------ Records to use
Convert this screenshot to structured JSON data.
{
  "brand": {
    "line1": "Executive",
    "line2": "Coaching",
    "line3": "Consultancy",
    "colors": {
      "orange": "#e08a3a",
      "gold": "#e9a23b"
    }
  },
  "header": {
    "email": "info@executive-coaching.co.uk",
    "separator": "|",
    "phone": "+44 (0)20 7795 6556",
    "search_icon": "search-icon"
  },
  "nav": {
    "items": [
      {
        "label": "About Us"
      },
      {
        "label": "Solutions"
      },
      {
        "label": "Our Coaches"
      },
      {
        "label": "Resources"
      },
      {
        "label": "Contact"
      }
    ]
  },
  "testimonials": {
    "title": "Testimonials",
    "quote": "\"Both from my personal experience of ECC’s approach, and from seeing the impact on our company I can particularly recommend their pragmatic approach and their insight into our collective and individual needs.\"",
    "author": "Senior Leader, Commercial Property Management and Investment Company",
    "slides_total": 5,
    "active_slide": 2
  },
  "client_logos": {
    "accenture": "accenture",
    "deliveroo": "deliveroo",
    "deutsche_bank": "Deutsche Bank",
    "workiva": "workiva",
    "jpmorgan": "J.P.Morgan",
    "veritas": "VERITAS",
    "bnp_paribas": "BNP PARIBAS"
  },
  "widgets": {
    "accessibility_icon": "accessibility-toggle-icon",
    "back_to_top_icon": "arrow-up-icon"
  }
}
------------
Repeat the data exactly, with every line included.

# Answer box
Convert this screenshot to structured JSON data.
{
  "brand": {
    "line1": "Executive",
    "line2": "Coaching",
    "line3": "Consultancy",
    "colors": {
      "orange": "#e08a3a",
      "gold": "#e9a23b"
    }
  },
  "header": {
    "email": "info@executive-coaching.co.uk",
    "separator": "|",
    "phone": "+44 (0)20 7795 6556",
    "search_icon": "search-icon"
  },
  "nav": {
    "items": [
      {
        "label": "About Us"
      },
      {
        "label": "Solutions"
      },
      {
        "label": "Our Coaches"
      },
      {
        "label": "Resources"
      },
      {
        "label": "Contact"
      }
    ]
  },
  "testimonials": {
    "title": "Testimonials",
    "quote": "\"Both from my personal experience of ECC’s approach, and from seeing the impact on our company I can particularly recommend their pragmatic approach and their insight into our collective and individual needs.\"",
    "author": "Senior Leader, Commercial Property Management and Investment Company",
    "slides_total": 5,
    "active_slide": 2
  },
  "client_logos": {
    "accenture": "accenture",
    "deliveroo": "deliveroo",
    "deutsche_bank": "Deutsche Bank",
    "workiva": "workiva",
    "jpmorgan": "J.P.Morgan",
    "veritas": "VERITAS",
    "bnp_paribas": "BNP PARIBAS"
  },
  "widgets": {
    "accessibility_icon": "accessibility-toggle-icon",
    "back_to_top_icon": "arrow-up-icon"
  }
}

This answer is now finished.